  • 1an abrupt uncontrolled movement
  • 2to make an abrupt uncontrolled movement
  • 3to stagger or sway

Using lurch: Examples

Take a moment to familiarize yourself with how "lurch" can be used in various situations through the following examples!

  • Example

    The boat lurched violently in the storm.

  • Example

    He lurched forward and grabbed her arm.

  • Example

    She lurched to the side and nearly fell.

  • Example

    The car lurched to a stop at the red light.

lurch Synonyms and Antonyms

Antonyms for lurch

Idioms Using lurch

  • a lurch in one's stomach

    a sudden feeling of nausea or discomfort in the stomach


    The rollercoaster ride gave me a lurch in my stomach.

  • lurch and reel

    to move unsteadily or in a zigzag pattern


    The drunk man lurched and reeled down the street, bumping into people and objects.

  • to make a sudden and forceful movement forward


    The football player lurched forward and tackled the opposing player.

Phrases with lurch

  • to suddenly move or tilt to one side


    The ship lurched to one side as the wave hit it.

  • abandoned or left without assistance in a difficult situation


    After the company went bankrupt, all of its employees were left in the lurch.

  • an unsteady or unstable way of walking


    The injured man had a lurching gait as he made his way down the street.

Origins of lurch

origin unknown, possibly from Middle English 'luche', meaning 'to move suddenly'


Summary: lurch in Brief

'Lurch' [lɜːtʃ] refers to an abrupt, uncontrolled movement or to stagger or sway.

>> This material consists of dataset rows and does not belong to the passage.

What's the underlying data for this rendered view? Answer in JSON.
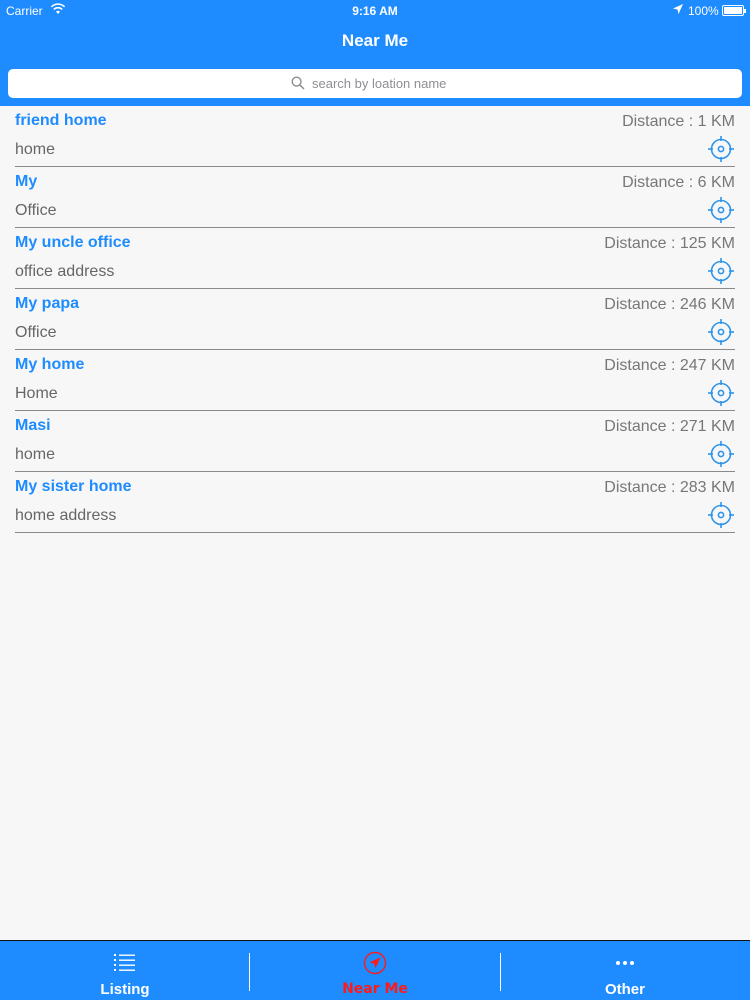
{
  "status_bar": {
    "carrier": "Carrier",
    "time": "9:16 AM",
    "battery": "100%"
  },
  "nav": {
    "title": "Near Me"
  },
  "search": {
    "placeholder": "search by loation name"
  },
  "locations": [
    {
      "name": "friend home",
      "address": "home",
      "distance": "Distance : 1 KM"
    },
    {
      "name": "My",
      "address": "Office",
      "distance": "Distance : 6 KM"
    },
    {
      "name": "My uncle office",
      "address": "office address",
      "distance": "Distance : 125 KM"
    },
    {
      "name": "My papa",
      "address": "Office",
      "distance": "Distance : 246 KM"
    },
    {
      "name": "My home",
      "address": "Home",
      "distance": "Distance : 247 KM"
    },
    {
      "name": "Masi",
      "address": "home",
      "distance": "Distance : 271 KM"
    },
    {
      "name": "My sister home",
      "address": "home address",
      "distance": "Distance : 283 KM"
    }
  ],
  "tabs": [
    {
      "label": "Listing",
      "icon": "list-icon"
    },
    {
      "label": "Near Me",
      "icon": "navigation-arrow-icon",
      "active": true
    },
    {
      "label": "Other",
      "icon": "more-dots-icon"
    }
  ],
  "colors": {
    "primary": "#1e8cff",
    "active_tab": "#ff1a1a"
  }
}
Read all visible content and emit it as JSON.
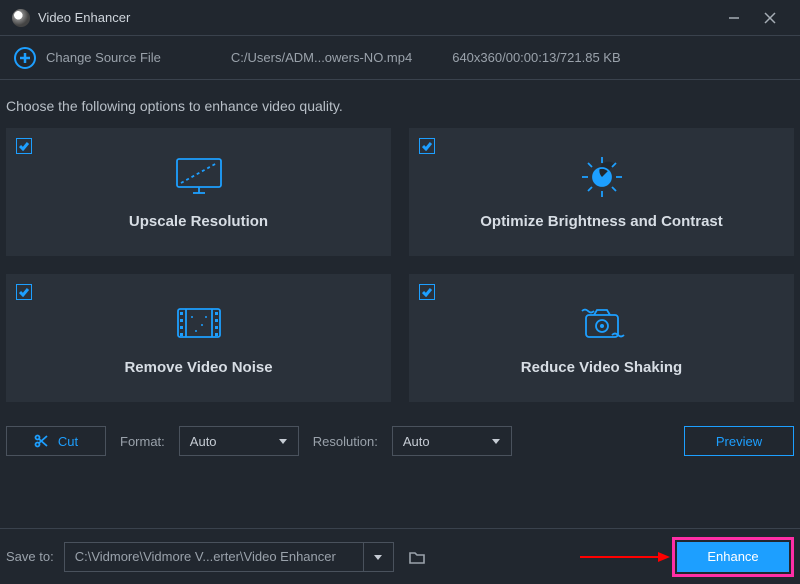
{
  "title": "Video Enhancer",
  "source": {
    "change_label": "Change Source File",
    "path": "C:/Users/ADM...owers-NO.mp4",
    "meta": "640x360/00:00:13/721.85 KB"
  },
  "instruction": "Choose the following options to enhance video quality.",
  "cards": {
    "upscale": "Upscale Resolution",
    "brightness": "Optimize Brightness and Contrast",
    "noise": "Remove Video Noise",
    "shaking": "Reduce Video Shaking"
  },
  "controls": {
    "cut_label": "Cut",
    "format_label": "Format:",
    "format_value": "Auto",
    "resolution_label": "Resolution:",
    "resolution_value": "Auto",
    "preview_label": "Preview"
  },
  "bottom": {
    "save_label": "Save to:",
    "save_path": "C:\\Vidmore\\Vidmore V...erter\\Video Enhancer",
    "enhance_label": "Enhance"
  }
}
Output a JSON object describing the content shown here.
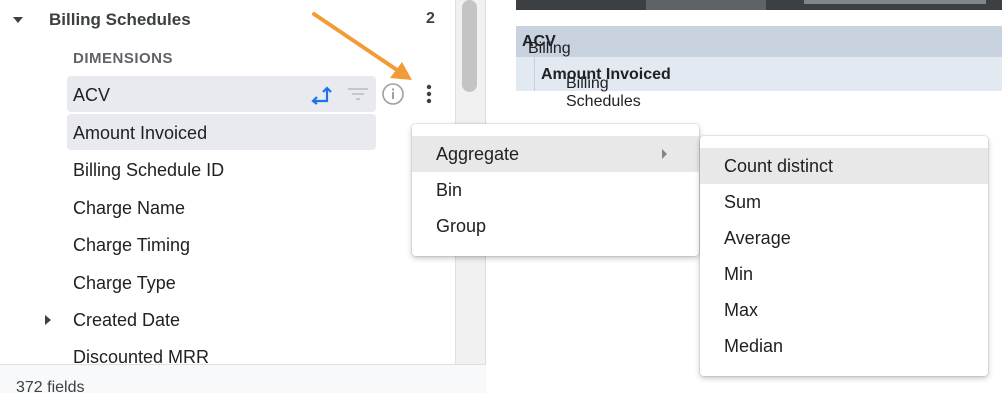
{
  "picker": {
    "group_title": "Billing Schedules",
    "group_count": "2",
    "section_label": "DIMENSIONS",
    "fields": [
      {
        "label": "ACV"
      },
      {
        "label": "Amount Invoiced"
      },
      {
        "label": "Billing Schedule ID"
      },
      {
        "label": "Charge Name"
      },
      {
        "label": "Charge Timing"
      },
      {
        "label": "Charge Type"
      },
      {
        "label": "Created Date"
      },
      {
        "label": "Discounted MRR"
      }
    ],
    "footer_text": "372 fields"
  },
  "results": {
    "column1_prefix": "Billing Schedules",
    "column1_field": "ACV",
    "column2_prefix": "Billing Schedules",
    "column2_field": "Amount Invoiced"
  },
  "context_menu": {
    "items": [
      {
        "label": "Aggregate"
      },
      {
        "label": "Bin"
      },
      {
        "label": "Group"
      }
    ]
  },
  "aggregate_submenu": {
    "items": [
      {
        "label": "Count distinct"
      },
      {
        "label": "Sum"
      },
      {
        "label": "Average"
      },
      {
        "label": "Min"
      },
      {
        "label": "Max"
      },
      {
        "label": "Median"
      }
    ]
  },
  "colors": {
    "arrow": "#f29c38",
    "pivot_icon": "#1a73e8",
    "header_blue": "#c9d3e0"
  }
}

It can be used as both a verb and a noun, as in 'The boat lurched violently in the storm.' 'Lurch' also appears in phrases like 'left in the lurch,' meaning abandoned in a difficult situation, and idioms like 'a lurch in one's stomach,' indicating a sudden feeling of nausea.

How do native speakers use this expression?